- Jews of Color reflect on how others see them within the US Jewish community:
What do you do when the tokenizing happens and in what ways do y’all feel tokenized?
Sarah: A lot of white Jews like to use Romani as a token when they talk about the Holocaust. And I hate it. Because the same ones will turn around and accuse me of being a fake Jew!
Michelle: I feel tokenized when people think I speak for all Iranian Jews. I also hate when people say, “You’re so *insert good quality*… not like the other Persian Jews!” I don’t like being a commodity.
Sarah: I am exhausted with being expected to always do all the educating about my people to anyone that asks. Because if I don’t, I’m a “fairy tale.”
Helena: It’s quite rare for me to find a genuine friend amongst white Jews. I always feel like their trophy, their ticket to instant credibility. But I find when I want to speak on intra-community issues, I’m pushed back into “my lane.”
Nylah: I feel also like I am accepted when I am speaking about race or speaking out against anti-Semites like Farrakhan. Which of course I do, because he fucking sucks.
Sarah: Yeah, I find myself waiting for the moment where they say something shitty, or worse: are just silent when I’m defending myself from other white Jews’ attacks.
Michelle: I have had so many negative experience being sexually fetishized by Jewish men who are more white-passing.
- There’s been a lot of chatter this week about civility, and Adam Gopnik, writing for the New Yorker, has some thoughts on the Trump admin and the sad irony of it all:

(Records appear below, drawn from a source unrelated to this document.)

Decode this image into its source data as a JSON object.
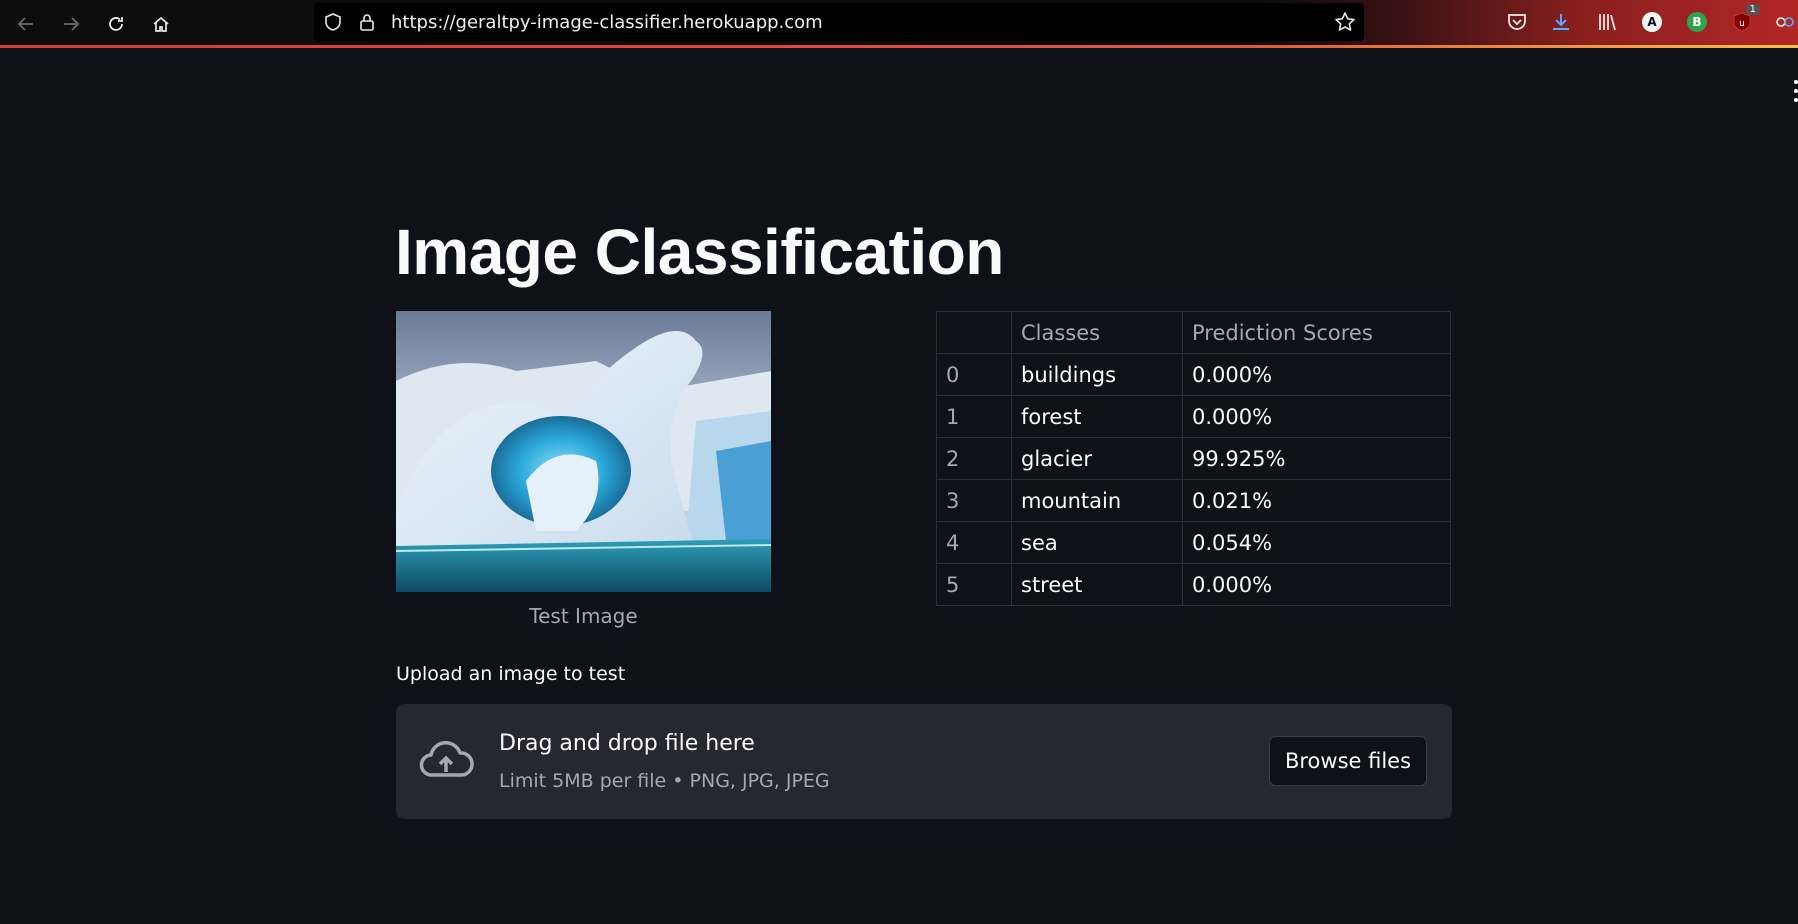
{
  "browser": {
    "url": "https://geraltpy-image-classifier.herokuapp.com",
    "extension_badge": "1",
    "avatar_a": "A",
    "avatar_b": "B"
  },
  "app": {
    "title": "Image Classification",
    "image_caption": "Test Image",
    "table": {
      "headers": [
        "",
        "Classes",
        "Prediction Scores"
      ],
      "rows": [
        {
          "index": "0",
          "class": "buildings",
          "score": "0.000%"
        },
        {
          "index": "1",
          "class": "forest",
          "score": "0.000%"
        },
        {
          "index": "2",
          "class": "glacier",
          "score": "99.925%"
        },
        {
          "index": "3",
          "class": "mountain",
          "score": "0.021%"
        },
        {
          "index": "4",
          "class": "sea",
          "score": "0.054%"
        },
        {
          "index": "5",
          "class": "street",
          "score": "0.000%"
        }
      ]
    },
    "upload": {
      "label": "Upload an image to test",
      "drop_title": "Drag and drop file here",
      "limit_text": "Limit 5MB per file • PNG, JPG, JPEG",
      "browse_label": "Browse files"
    }
  },
  "colors": {
    "background": "#0e1117",
    "dropzone": "#262730",
    "muted_text": "#a3a8b4",
    "accent_red": "#d83a2b"
  }
}
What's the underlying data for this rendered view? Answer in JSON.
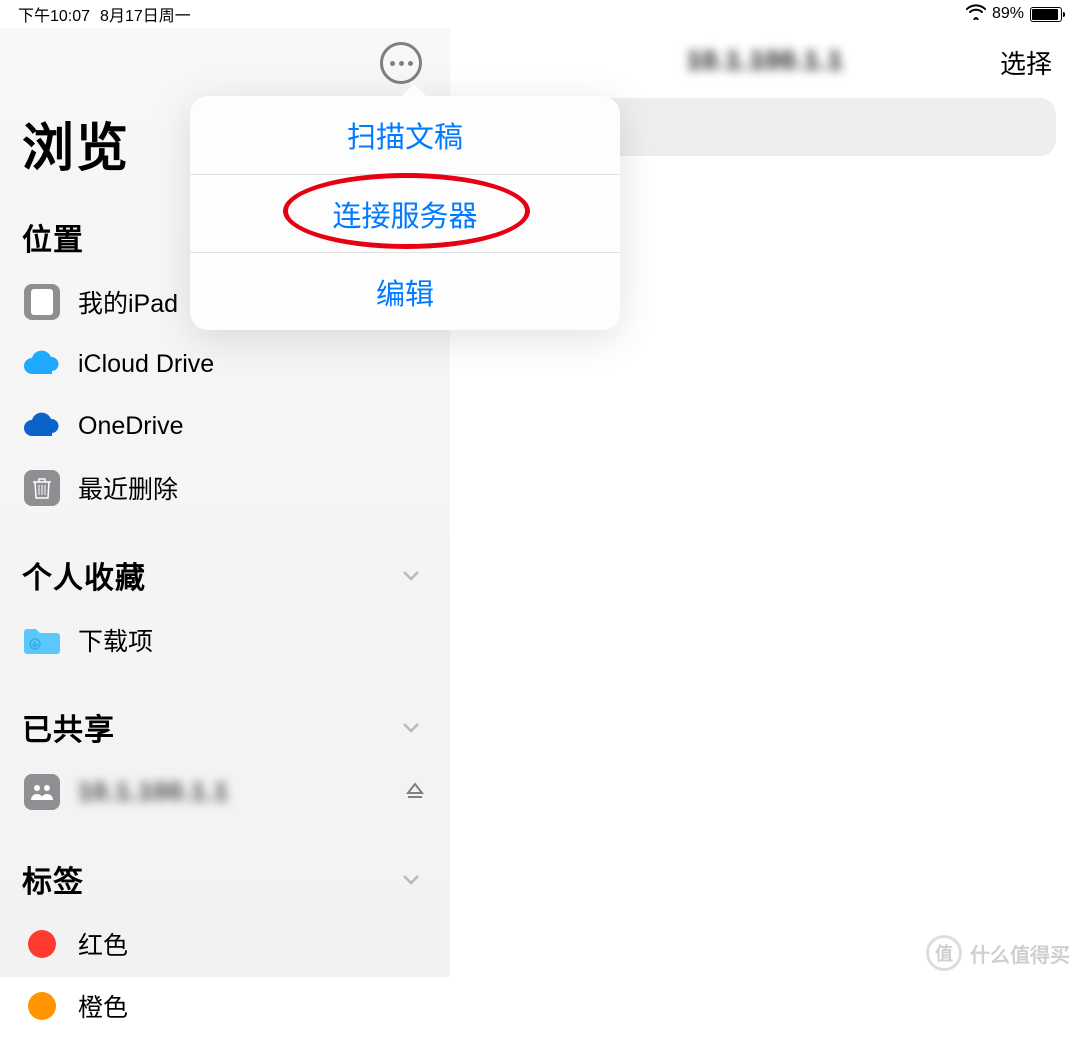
{
  "status": {
    "time": "下午10:07",
    "date": "8月17日周一",
    "battery_pct": "89%"
  },
  "sidebar": {
    "browse_title": "浏览",
    "locations": {
      "header": "位置",
      "items": [
        {
          "label": "我的iPad"
        },
        {
          "label": "iCloud Drive"
        },
        {
          "label": "OneDrive"
        },
        {
          "label": "最近删除"
        }
      ]
    },
    "favorites": {
      "header": "个人收藏",
      "items": [
        {
          "label": "下载项"
        }
      ]
    },
    "shared": {
      "header": "已共享",
      "items": [
        {
          "label_blurred": "10.1.100.1.1"
        }
      ]
    },
    "tags": {
      "header": "标签",
      "items": [
        {
          "label": "红色",
          "color": "#ff3b30"
        },
        {
          "label": "橙色",
          "color": "#ff9500"
        }
      ]
    }
  },
  "content": {
    "title_blurred": "10.1.100.1.1",
    "select_label": "选择"
  },
  "popover": {
    "items": [
      {
        "label": "扫描文稿"
      },
      {
        "label": "连接服务器"
      },
      {
        "label": "编辑"
      }
    ]
  },
  "watermark": {
    "text": "什么值得买",
    "badge": "值"
  }
}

To the degree that Trump has any ideology at all, it’s a hatred of civility—a belief that the normal decencies painfully evolved over centuries are signs of weakness which occlude the natural order of domination and submission. It’s why Trump admires dictators. Theirs are his values; that’s his feast. And, to end the normal discourse of democracy, the Trump Administration must make lies respectable—lying not tactically but all the time about everything, in a way that does not just degrade but destroys exactly the common table of democratic debate.
- During these times it’s good to learn from history and this thread about Apartheid South Africa is chilling:
- A journalist who has been reporting on MS-13 says the common perceptions about the gang — including in the White House — are off:
’m spending the year reporting on MS-13 members and their associates. I’ve been combing through their text messages. I’m talking with the detectives building cases against killers not yet old enough to buy cigarettes. And I’ve been spending long evenings with the gang’s victims, who often start crying as soon as they start talking about the violence that has marred their lives. Everyone agrees the gang is bloodthirsty. Most of the other assertions I’ve heard from the Trump administration this year about MS-13 have almost no connection to what I’m seeing on the ground.
- It’s good to remember calls for civility can by unproductive and simply benefit the evil powers that be: